“American matrons, who played bridge all day long with other American matrons, discussed the Thais with the utmost authority. After all, they were there weren’t they? I found myself, up to my ears in Thais around the clock, growing ever more confused. In no way but the most superficial did I ever understand the Thais. No westerner comprehends an Oriental country because he has lived there a few years. Even those who spend a decade or so in the East, and who “go (ostentatiously) native,” are deluding themselves if they claim to understand the country. The delusion is complete if they think they are accepted by the Asians. Orientals are the worst snobs on earth. You are called a farang (white foreigner) by the Thais the first day you set foot on Thai soil, and the term will still apply if your face is white although you remain a score of years. In the most familiar situations, the unfathomable will suddenly arise, a specter to confront the smug who believe themselves assimilated. Even those who learn to speak fluent Thai find that their real friends are either Western educated or from the upper class. There are few exceptions, but very few.”

When I read her “American matrons” sentence I thought of all the foreign ex-pats who spend their days on Sukhumvit and their nights in the bars. But because they have been in-country for many years, they are the experts on Thailand. Carol is not angry at the Thais, who hide the truth of Thailand behind a smile, she is angry at the pompous foreigners who refuse to leave their familiar enclaves and venture out into the real Thailand.

This paragraph made me remember a job interview I had early in my career. After talking about what I thought was a glorious first 5 years of computer programming, my interviewer dryly asked did I have 5 years’ experience or 1 years’ experience 5 times. It is a lesson I have never forgot. Knowledge is accumulated, not re-experienced over and over again. Anyone can move to Thailand and learn to live on the edge of their society, but do you really understand what is going on? In the end, I believe we westerners are mere spectators to the spectacle that is Thailand. If you recognize your place, it can be quite an experience, as Carol’s book shows. Demanding more can destroy the illusion.
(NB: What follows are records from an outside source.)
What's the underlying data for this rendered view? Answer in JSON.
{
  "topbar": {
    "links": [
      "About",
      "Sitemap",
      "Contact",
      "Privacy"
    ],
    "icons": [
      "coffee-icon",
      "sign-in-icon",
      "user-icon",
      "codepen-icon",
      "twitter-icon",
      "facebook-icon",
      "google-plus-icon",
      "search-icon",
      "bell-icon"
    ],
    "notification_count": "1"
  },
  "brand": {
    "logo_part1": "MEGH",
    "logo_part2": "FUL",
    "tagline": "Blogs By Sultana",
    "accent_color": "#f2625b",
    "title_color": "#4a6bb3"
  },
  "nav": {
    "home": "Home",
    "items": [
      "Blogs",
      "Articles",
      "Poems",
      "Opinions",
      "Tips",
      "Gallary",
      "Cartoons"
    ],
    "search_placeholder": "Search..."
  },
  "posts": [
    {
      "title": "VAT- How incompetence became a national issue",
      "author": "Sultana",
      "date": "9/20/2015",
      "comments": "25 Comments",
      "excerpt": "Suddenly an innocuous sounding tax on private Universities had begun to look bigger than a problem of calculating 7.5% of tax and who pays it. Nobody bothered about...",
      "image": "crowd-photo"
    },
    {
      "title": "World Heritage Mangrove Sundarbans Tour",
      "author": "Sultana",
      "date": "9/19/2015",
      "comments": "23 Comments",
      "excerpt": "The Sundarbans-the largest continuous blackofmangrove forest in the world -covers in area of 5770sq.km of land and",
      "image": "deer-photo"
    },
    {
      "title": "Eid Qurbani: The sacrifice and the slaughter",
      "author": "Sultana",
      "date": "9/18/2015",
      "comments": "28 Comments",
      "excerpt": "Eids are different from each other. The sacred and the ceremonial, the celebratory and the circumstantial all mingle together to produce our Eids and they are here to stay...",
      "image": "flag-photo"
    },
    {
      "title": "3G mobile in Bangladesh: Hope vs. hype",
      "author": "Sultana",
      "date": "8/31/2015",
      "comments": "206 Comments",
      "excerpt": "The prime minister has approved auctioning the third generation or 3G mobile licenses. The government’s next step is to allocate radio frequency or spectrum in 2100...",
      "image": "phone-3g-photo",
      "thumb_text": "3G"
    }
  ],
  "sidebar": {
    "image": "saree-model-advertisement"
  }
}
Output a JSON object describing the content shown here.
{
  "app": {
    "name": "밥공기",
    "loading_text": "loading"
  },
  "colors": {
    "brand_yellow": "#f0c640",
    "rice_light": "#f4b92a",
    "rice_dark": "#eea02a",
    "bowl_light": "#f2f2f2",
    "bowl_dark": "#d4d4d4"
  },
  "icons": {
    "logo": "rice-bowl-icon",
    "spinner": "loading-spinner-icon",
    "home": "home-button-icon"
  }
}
I am not the first to discover the genius of Carol’s writings. Others have preceded me and have asked the obvious question. Who is she and why are there no other books? Looking as much as one can in Google, the only thing I can find is a short blurb on ThaiOasis.com. Apparently, after returning to America and writing her book, Carol succumbed to a cerebral hemorrhage at age 45 and did not live to see her book published. It must have been a great loss to her family but it was also to those of us who appreciated her clear-eyed observations and writings. Mai pen rai.